Environmental connections to public health >>
Premature Births Linked to Toxic Chemicals
Originally published on Healthy Child, Healthy World by Alex Formuzis.
The rate of premature births in the U.S. is among the highest in the developed world, with nearly one in 10 babies born in 2014 arriving before 37 weeks of pregnancy.
It’s also the number one cause of infant mortality. Very premature babies who do survive often endure serious problems for the rest of their lives, including diabetes, cerebral palsy, intellectual disabilities and breathing and vision problems, among other issues.
It’s difficult to pinpoint what causes pre-term birth, but many obstetricians as well as federal health authorities strongly urge pregnant women to avoid smoking, alcohol and illicit drugs. Poor nutrition, infection and carrying twins or triplets can also trigger early births. But research indicates the cause of roughly half of all premature births is unknown.
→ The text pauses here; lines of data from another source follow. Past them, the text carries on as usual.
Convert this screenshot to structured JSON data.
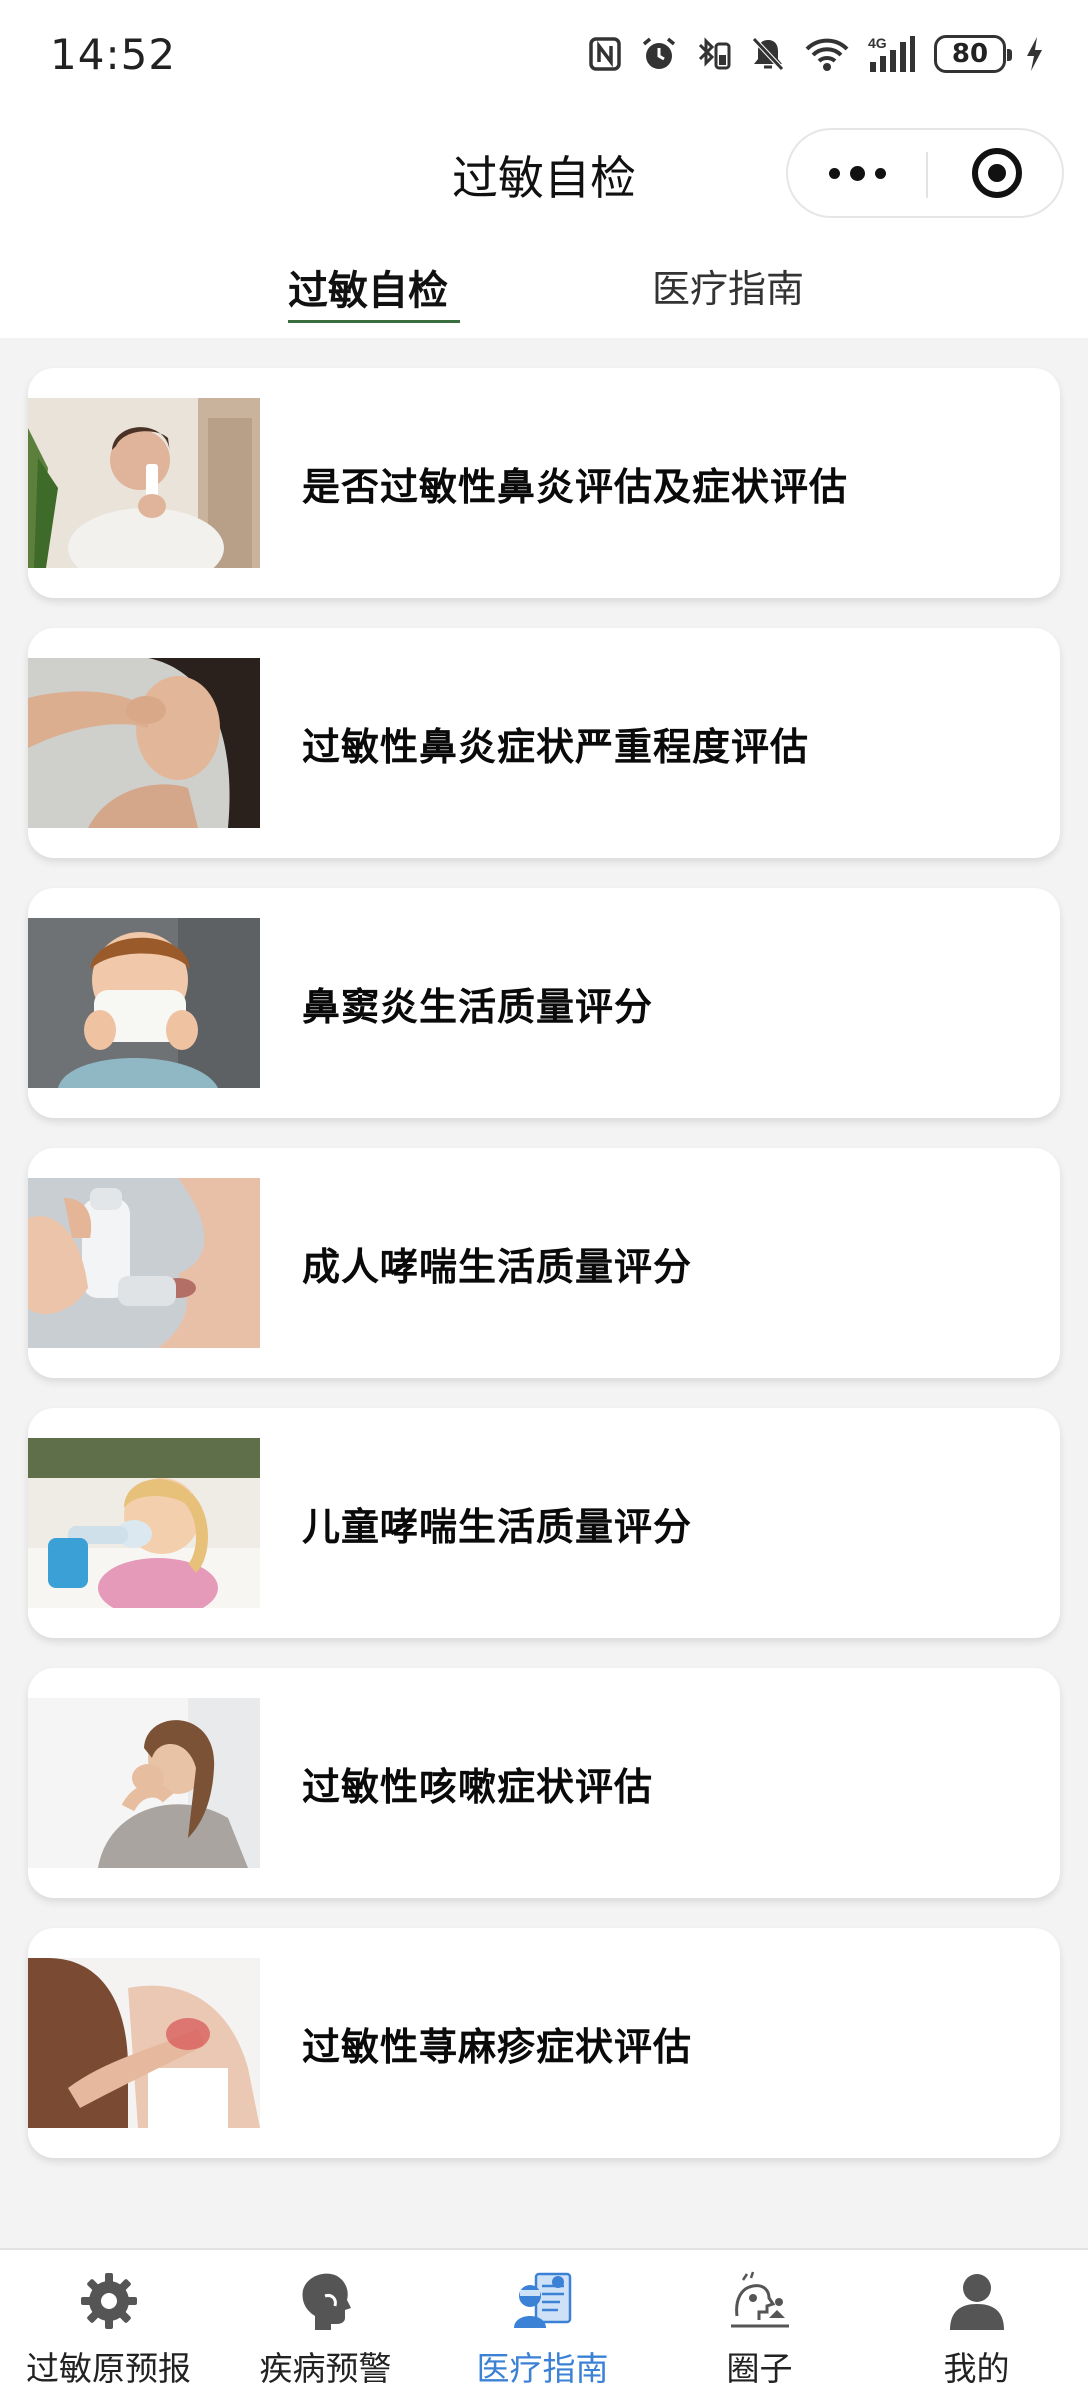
{
  "status_bar": {
    "time": "14:52",
    "battery": "80",
    "network": "4G",
    "icons": [
      "nfc-icon",
      "alarm-icon",
      "bluetooth-icon",
      "mute-icon",
      "wifi-icon",
      "signal-icon",
      "battery-icon",
      "charging-icon"
    ]
  },
  "nav": {
    "title": "过敏自检",
    "more_icon": "more-dots-icon",
    "close_icon": "target-close-icon"
  },
  "tabs": [
    {
      "label": "过敏自检",
      "active": true
    },
    {
      "label": "医疗指南",
      "active": false
    }
  ],
  "cards": [
    {
      "title": "是否过敏性鼻炎评估及症状评估",
      "image": "woman-nasal-spray-photo"
    },
    {
      "title": "过敏性鼻炎症状严重程度评估",
      "image": "woman-pinching-nose-photo"
    },
    {
      "title": "鼻窦炎生活质量评分",
      "image": "boy-blowing-nose-photo"
    },
    {
      "title": "成人哮喘生活质量评分",
      "image": "inhaler-photo"
    },
    {
      "title": "儿童哮喘生活质量评分",
      "image": "child-nebulizer-photo"
    },
    {
      "title": "过敏性咳嗽症状评估",
      "image": "woman-coughing-photo"
    },
    {
      "title": "过敏性荨麻疹症状评估",
      "image": "woman-scratching-arm-photo"
    }
  ],
  "bottom_tabs": [
    {
      "label": "过敏原预报",
      "icon": "gear-icon",
      "active": false
    },
    {
      "label": "疾病预警",
      "icon": "head-profile-icon",
      "active": false
    },
    {
      "label": "医疗指南",
      "icon": "doctor-clipboard-icon",
      "active": true
    },
    {
      "label": "圈子",
      "icon": "community-icon",
      "active": false
    },
    {
      "label": "我的",
      "icon": "user-icon",
      "active": false
    }
  ],
  "colors": {
    "active_tab_underline": "#3b6e3f",
    "bottom_active": "#3b82d6",
    "background": "#f3f3f3"
  }
}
An emerging body of research is connecting pre-term birth to in utero exposure to toxic chemicals. You can learn more in this terrific video, Little Things Matter: The Impact of Toxins on Preterm Birth, by Bruce Lanphear, M.D., Ph.D, one of the world’s leading experts in children’s environmental health.
EWG was a pioneer in investigating industrial pollution in the womb, documenting the presence of toxic chemicals in the bodies of newborns.
EWG co-founder and president, Ken Cook, brought the findings of this landmark research to tens of thousands of people through a widely seen presentation titled 10 Americans. It’s a little over 20 minutes long – worth every second of your time if you’re worried about the impacts of toxic chemicals on our children’s health.